━━━ Data for the task ━━━
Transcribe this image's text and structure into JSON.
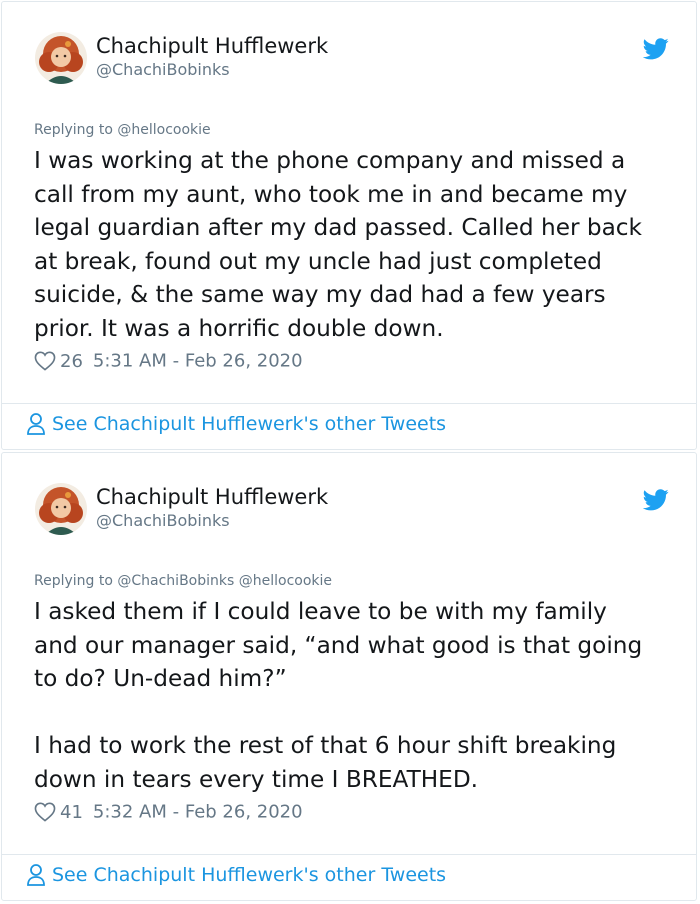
{
  "colors": {
    "link": "#1b95e0",
    "muted": "#657786",
    "border": "#e1e8ed",
    "text": "#14171a"
  },
  "tweets": [
    {
      "author_name": "Chachipult Hufflewerk",
      "author_handle": "@ChachiBobinks",
      "replying_to": "Replying to @hellocookie",
      "text": "I was working at the phone company and missed a\ncall from my aunt, who took me in and became my\nlegal guardian after my dad passed. Called her back\nat break, found out my uncle had just completed\nsuicide, & the same way my dad had a few years\nprior. It was a horrific double down.",
      "likes": "26",
      "timestamp": "5:31 AM - Feb 26, 2020",
      "see_more": "See Chachipult Hufflewerk's other Tweets",
      "icons": {
        "avatar": "avatar",
        "platform": "twitter-bird-icon",
        "like": "heart-icon",
        "profile": "person-icon"
      }
    },
    {
      "author_name": "Chachipult Hufflewerk",
      "author_handle": "@ChachiBobinks",
      "replying_to": "Replying to @ChachiBobinks @hellocookie",
      "text": "I asked them if I could leave to be with my family\nand our manager said, “and what good is that going\nto do? Un-dead him?”\n\nI had to work the rest of that 6 hour shift breaking\ndown in tears every time I BREATHED.",
      "likes": "41",
      "timestamp": "5:32 AM - Feb 26, 2020",
      "see_more": "See Chachipult Hufflewerk's other Tweets",
      "icons": {
        "avatar": "avatar",
        "platform": "twitter-bird-icon",
        "like": "heart-icon",
        "profile": "person-icon"
      }
    }
  ]
}
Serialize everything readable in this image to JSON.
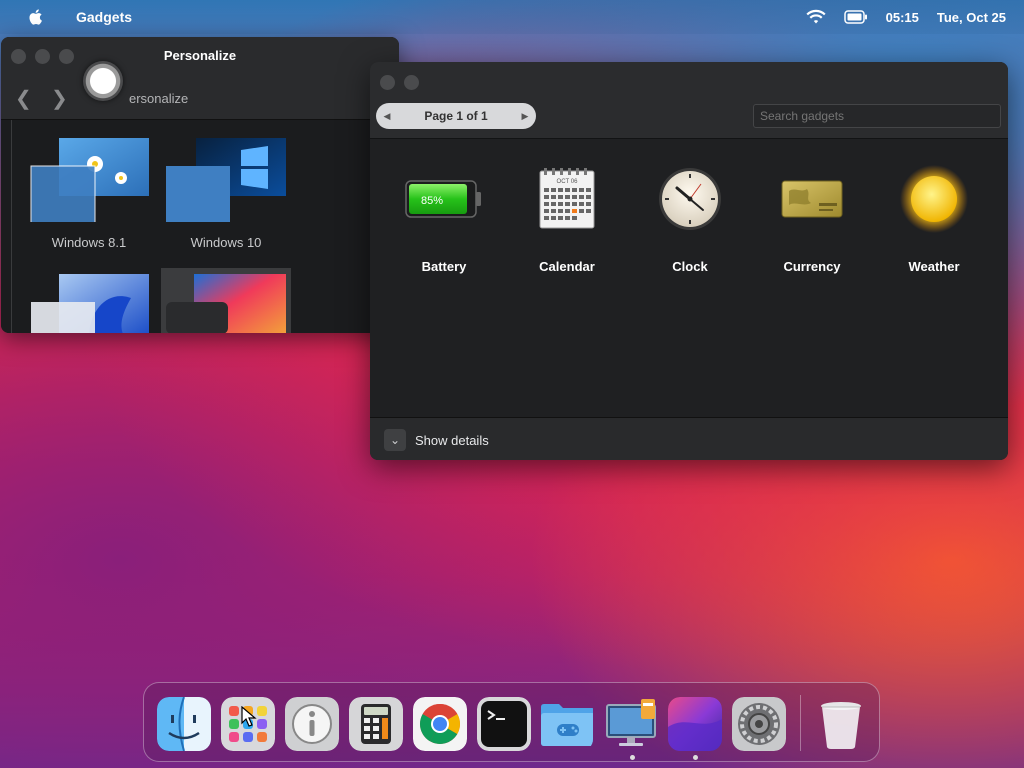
{
  "menubar": {
    "app_name": "Gadgets",
    "time": "05:15",
    "date": "Tue, Oct 25"
  },
  "personalize": {
    "title": "Personalize",
    "breadcrumb": "ersonalize",
    "themes": [
      {
        "label": "Windows 8.1"
      },
      {
        "label": "Windows 10"
      },
      {
        "label": ""
      },
      {
        "label": ""
      }
    ]
  },
  "gadgets": {
    "pager_text": "Page 1 of 1",
    "search_placeholder": "Search gadgets",
    "items": [
      {
        "name": "Battery",
        "icon": "battery-gadget-icon",
        "level": "85%"
      },
      {
        "name": "Calendar",
        "icon": "calendar-gadget-icon",
        "month": "OCT 06"
      },
      {
        "name": "Clock",
        "icon": "clock-gadget-icon"
      },
      {
        "name": "Currency",
        "icon": "currency-gadget-icon"
      },
      {
        "name": "Weather",
        "icon": "weather-gadget-icon"
      }
    ],
    "show_details": "Show details"
  },
  "dock": {
    "items": [
      {
        "name": "finder",
        "icon": "finder-icon"
      },
      {
        "name": "launchpad",
        "icon": "launchpad-icon"
      },
      {
        "name": "info",
        "icon": "info-icon"
      },
      {
        "name": "calculator",
        "icon": "calculator-icon"
      },
      {
        "name": "chrome",
        "icon": "chrome-icon"
      },
      {
        "name": "terminal",
        "icon": "terminal-icon"
      },
      {
        "name": "games-folder",
        "icon": "folder-icon"
      },
      {
        "name": "desktop-gadgets",
        "icon": "desktop-icon"
      },
      {
        "name": "wallpaper",
        "icon": "wallpaper-icon"
      },
      {
        "name": "system-preferences",
        "icon": "settings-icon"
      },
      {
        "name": "trash",
        "icon": "trash-icon"
      }
    ]
  },
  "colors": {
    "accent_blue": "#3a86c9",
    "accent_red": "#e8264d",
    "window_bg": "#1f2022"
  }
}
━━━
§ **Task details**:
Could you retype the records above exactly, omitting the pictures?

§ **Answer box**:
Transcribe this image's text and structure into JSON.
{
  "colors": {
    "link": "#1b95e0",
    "muted": "#657786",
    "border": "#e1e8ed",
    "text": "#14171a"
  },
  "tweets": [
    {
      "author_name": "Chachipult Hufflewerk",
      "author_handle": "@ChachiBobinks",
      "replying_to": "Replying to @hellocookie",
      "text": "I was working at the phone company and missed a\ncall from my aunt, who took me in and became my\nlegal guardian after my dad passed. Called her back\nat break, found out my uncle had just completed\nsuicide, & the same way my dad had a few years\nprior. It was a horrific double down.",
      "likes": "26",
      "timestamp": "5:31 AM - Feb 26, 2020",
      "see_more": "See Chachipult Hufflewerk's other Tweets",
      "icons": {
        "avatar": "avatar",
        "platform": "twitter-bird-icon",
        "like": "heart-icon",
        "profile": "person-icon"
      }
    },
    {
      "author_name": "Chachipult Hufflewerk",
      "author_handle": "@ChachiBobinks",
      "replying_to": "Replying to @ChachiBobinks @hellocookie",
      "text": "I asked them if I could leave to be with my family\nand our manager said, “and what good is that going\nto do? Un-dead him?”\n\nI had to work the rest of that 6 hour shift breaking\ndown in tears every time I BREATHED.",
      "likes": "41",
      "timestamp": "5:32 AM - Feb 26, 2020",
      "see_more": "See Chachipult Hufflewerk's other Tweets",
      "icons": {
        "avatar": "avatar",
        "platform": "twitter-bird-icon",
        "like": "heart-icon",
        "profile": "person-icon"
      }
    }
  ]
}
Serialize everything readable in this image to JSON.
{
  "menubar": {
    "app_name": "Gadgets",
    "time": "05:15",
    "date": "Tue, Oct 25"
  },
  "personalize": {
    "title": "Personalize",
    "breadcrumb": "ersonalize",
    "themes": [
      {
        "label": "Windows 8.1"
      },
      {
        "label": "Windows 10"
      },
      {
        "label": ""
      },
      {
        "label": ""
      }
    ]
  },
  "gadgets": {
    "pager_text": "Page 1 of 1",
    "search_placeholder": "Search gadgets",
    "items": [
      {
        "name": "Battery",
        "icon": "battery-gadget-icon",
        "level": "85%"
      },
      {
        "name": "Calendar",
        "icon": "calendar-gadget-icon",
        "month": "OCT 06"
      },
      {
        "name": "Clock",
        "icon": "clock-gadget-icon"
      },
      {
        "name": "Currency",
        "icon": "currency-gadget-icon"
      },
      {
        "name": "Weather",
        "icon": "weather-gadget-icon"
      }
    ],
    "show_details": "Show details"
  },
  "dock": {
    "items": [
      {
        "name": "finder",
        "icon": "finder-icon"
      },
      {
        "name": "launchpad",
        "icon": "launchpad-icon"
      },
      {
        "name": "info",
        "icon": "info-icon"
      },
      {
        "name": "calculator",
        "icon": "calculator-icon"
      },
      {
        "name": "chrome",
        "icon": "chrome-icon"
      },
      {
        "name": "terminal",
        "icon": "terminal-icon"
      },
      {
        "name": "games-folder",
        "icon": "folder-icon"
      },
      {
        "name": "desktop-gadgets",
        "icon": "desktop-icon"
      },
      {
        "name": "wallpaper",
        "icon": "wallpaper-icon"
      },
      {
        "name": "system-preferences",
        "icon": "settings-icon"
      },
      {
        "name": "trash",
        "icon": "trash-icon"
      }
    ]
  },
  "colors": {
    "accent_blue": "#3a86c9",
    "accent_red": "#e8264d",
    "window_bg": "#1f2022"
  }
}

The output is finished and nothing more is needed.